PROBLEM TO WORK ON:
In the entries below, find each line bearing the string "JSON" and copy it.

SOURCE INFORMATION:

● ● ● ● ● ● ●

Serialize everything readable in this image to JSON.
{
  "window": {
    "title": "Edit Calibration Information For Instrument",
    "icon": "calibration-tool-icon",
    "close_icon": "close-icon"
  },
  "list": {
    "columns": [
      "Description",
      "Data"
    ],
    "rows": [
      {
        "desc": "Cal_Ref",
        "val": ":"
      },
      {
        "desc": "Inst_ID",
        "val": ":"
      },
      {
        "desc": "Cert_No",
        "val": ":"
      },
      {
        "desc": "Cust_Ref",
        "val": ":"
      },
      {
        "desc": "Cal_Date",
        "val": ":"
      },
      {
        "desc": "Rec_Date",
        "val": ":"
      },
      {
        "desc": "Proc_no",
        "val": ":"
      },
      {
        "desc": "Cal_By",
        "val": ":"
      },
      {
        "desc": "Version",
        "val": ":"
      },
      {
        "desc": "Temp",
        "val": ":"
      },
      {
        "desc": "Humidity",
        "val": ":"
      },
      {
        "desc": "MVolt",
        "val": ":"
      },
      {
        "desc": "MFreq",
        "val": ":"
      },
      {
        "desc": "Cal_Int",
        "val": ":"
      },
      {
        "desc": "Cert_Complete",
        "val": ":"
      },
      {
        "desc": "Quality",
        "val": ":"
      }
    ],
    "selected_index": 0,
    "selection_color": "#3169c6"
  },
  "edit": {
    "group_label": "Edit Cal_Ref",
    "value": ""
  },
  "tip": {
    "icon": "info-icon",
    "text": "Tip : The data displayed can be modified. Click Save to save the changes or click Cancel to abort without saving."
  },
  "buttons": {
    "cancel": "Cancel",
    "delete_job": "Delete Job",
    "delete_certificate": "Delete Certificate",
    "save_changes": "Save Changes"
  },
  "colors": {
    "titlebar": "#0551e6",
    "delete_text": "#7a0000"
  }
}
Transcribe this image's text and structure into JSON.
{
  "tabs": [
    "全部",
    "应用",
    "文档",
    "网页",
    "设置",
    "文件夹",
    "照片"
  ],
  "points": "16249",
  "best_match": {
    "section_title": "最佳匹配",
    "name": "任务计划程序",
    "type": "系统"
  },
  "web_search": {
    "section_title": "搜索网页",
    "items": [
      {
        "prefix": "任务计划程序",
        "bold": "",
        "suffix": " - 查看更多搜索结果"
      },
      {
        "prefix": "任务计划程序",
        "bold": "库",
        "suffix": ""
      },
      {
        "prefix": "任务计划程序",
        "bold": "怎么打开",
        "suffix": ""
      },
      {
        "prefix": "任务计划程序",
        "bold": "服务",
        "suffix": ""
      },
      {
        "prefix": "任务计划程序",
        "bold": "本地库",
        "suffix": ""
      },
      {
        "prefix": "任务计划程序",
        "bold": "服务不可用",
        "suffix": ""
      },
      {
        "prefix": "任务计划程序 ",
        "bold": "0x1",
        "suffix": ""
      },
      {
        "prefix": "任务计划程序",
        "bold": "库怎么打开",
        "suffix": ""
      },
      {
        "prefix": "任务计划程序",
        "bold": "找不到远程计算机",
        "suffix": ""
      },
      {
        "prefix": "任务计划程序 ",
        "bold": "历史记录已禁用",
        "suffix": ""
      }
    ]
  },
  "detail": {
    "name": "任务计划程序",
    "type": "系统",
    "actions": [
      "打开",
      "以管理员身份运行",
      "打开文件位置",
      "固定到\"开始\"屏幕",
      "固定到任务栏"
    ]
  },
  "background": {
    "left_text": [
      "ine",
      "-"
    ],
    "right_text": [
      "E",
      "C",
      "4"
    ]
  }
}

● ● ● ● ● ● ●

EXERCISE ANSWER:
Serialize everything readable in this image to JSON.
Transcribe this image's text and structure into JSON.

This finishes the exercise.